    10. 10. WHY CHOOSE UNIVERSITY? TOP 10 REASONS TO CONSIDER UNIVERSITY You love to learn. You’re an auditory learner. You’re not huge on class participation. You’re more of an independent learner. You enjoy reading. You have lots of school spirit – or none at Speaking of individuality You are a social butterfly and want your school life to reflect it. You want to be a lawyer, doctor, engineer, etc. You want to open your mind and experience new things.
    11. 11. TYPES OF COLLEGE PROGRAMS Certificate Programs require the completion of two semesters (or one year) of study and often offer you an introduction to program choices, upgrading or quick job certification. Ex. Pre- health Diploma Programs require the completion of at least four semesters (or two years) of study. An advanced diploma is granted after three years (6 semesters) of study.
    12. 12. TYPES OF COLLEGE PROGRAMS Applied Bachelor’s Degree Programs are four-year applied academic programs offer the best of both worlds—practice and theory. Collaborative & Joint Degree Programs offer the combination of hands-on learning that colleges are known for with the more theoretical approach of university studies. Students may earn either one or two credentials— one from the college and/or one from the university. Apprenticeships practical experience and skill programs. Devote 75-90% of on-the-job training and remaining classroom instruction. Get paid for work and become certified in the trade after completing provincial requirements. You often have to have employment prior to these programs.

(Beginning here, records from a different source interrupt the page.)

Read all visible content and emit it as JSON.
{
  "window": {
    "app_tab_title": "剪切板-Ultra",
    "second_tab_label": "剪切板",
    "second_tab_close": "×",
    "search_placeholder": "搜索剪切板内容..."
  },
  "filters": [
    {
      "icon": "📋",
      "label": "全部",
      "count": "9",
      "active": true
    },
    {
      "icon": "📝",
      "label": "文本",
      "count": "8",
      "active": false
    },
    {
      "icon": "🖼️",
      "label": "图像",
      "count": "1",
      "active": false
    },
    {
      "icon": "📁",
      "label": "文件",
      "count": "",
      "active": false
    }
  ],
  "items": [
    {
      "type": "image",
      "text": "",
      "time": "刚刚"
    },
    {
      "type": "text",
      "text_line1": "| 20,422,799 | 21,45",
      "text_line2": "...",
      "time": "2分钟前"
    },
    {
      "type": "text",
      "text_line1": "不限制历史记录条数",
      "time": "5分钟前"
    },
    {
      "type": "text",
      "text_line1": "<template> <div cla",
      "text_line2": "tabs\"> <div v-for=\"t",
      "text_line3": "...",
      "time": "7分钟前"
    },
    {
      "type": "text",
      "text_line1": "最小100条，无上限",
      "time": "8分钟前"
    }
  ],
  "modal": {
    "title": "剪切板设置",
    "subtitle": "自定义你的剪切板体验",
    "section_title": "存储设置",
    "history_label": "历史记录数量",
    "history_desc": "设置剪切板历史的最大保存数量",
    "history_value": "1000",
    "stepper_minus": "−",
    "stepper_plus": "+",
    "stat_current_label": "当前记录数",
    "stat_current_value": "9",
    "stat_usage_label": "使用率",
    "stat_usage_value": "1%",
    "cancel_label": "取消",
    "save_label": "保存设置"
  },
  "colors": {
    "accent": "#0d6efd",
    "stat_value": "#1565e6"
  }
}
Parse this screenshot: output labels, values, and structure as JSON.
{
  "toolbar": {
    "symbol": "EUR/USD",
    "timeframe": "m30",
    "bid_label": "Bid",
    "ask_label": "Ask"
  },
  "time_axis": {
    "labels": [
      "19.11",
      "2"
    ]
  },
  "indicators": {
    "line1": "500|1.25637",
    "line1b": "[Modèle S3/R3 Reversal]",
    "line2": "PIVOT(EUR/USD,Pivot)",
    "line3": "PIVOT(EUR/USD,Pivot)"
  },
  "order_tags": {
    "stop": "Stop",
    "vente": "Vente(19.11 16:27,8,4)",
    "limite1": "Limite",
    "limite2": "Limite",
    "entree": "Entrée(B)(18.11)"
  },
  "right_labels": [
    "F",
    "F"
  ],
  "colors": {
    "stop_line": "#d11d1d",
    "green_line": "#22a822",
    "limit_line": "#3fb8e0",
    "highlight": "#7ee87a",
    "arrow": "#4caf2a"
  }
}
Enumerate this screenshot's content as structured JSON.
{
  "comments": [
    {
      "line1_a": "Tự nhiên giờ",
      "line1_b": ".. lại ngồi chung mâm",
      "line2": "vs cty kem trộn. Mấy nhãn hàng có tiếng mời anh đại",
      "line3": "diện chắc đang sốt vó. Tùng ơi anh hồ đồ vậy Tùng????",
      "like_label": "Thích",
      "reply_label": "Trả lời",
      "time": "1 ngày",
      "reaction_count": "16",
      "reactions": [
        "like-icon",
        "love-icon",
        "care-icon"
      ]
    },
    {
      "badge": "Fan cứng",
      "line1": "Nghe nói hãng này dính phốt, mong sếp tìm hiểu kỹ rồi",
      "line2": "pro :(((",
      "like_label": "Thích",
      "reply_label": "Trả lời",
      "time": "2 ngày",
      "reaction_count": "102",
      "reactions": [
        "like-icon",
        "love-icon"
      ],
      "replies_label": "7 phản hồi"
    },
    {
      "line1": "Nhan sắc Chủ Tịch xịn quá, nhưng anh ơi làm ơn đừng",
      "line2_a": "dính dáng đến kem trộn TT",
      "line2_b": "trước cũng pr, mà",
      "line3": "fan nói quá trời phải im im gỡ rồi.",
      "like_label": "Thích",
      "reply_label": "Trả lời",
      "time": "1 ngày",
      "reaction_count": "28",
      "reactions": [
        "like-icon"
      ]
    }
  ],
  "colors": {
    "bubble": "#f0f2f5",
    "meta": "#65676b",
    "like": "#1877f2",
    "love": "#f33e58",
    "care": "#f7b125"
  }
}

    13. 13. TYPES OF UNIVERSITY PROGRAMS DEGREE is a formal, academic recognition that a student has successfully completed a university- level degree program.  An undergraduate degree (also called a bachelors degree or baccalaureate) can be entered directly from secondary school and generally requires three or four years of full-time university study to complete.  An honours degree usually involves a higher level of concentration and achievement within the honours subject and may require additional credits.  There are many different types of undergraduate degrees, but the most common are the Bachelor of Arts (BA) and the Bachelor of Science (BSc).
    14. 14. TYPES OF UNIVERSITY PROGRAMS Major: your area of primary study. For instance, you could be pursuing a Bachelor of Arts degree with a major in History, Anthropology or English etc. A major requires the completion of approximately seven courses in one subject area. Double major: lets you concentrate your studies in two main areas. This flexibility gives you the chance to combine two related or unrelated areas of interest. Minor: an area of secondary concentration. A minor is a collection of five courses completed in an area other than your major.
    15. 15. SO THEN WHAT SCHOOL? THINGS YOU NEED TO CONSIDER Program availability Do you want to go away or stay local? What are the admissions averages and pre- requisite courses? How do you like to learn? Is there an Internship/Field Placement available? Small, medium or large school? What Scholarships/Bursaries are available?
    16. 16. SO THEN WHAT SCHOOL? MAKING THE CHOICE College & University Tours in the Fall Apprenticeship Fair View Books Ontario College and University Fairs Institutional Websites – University Programs – College Programs Your Guidance Office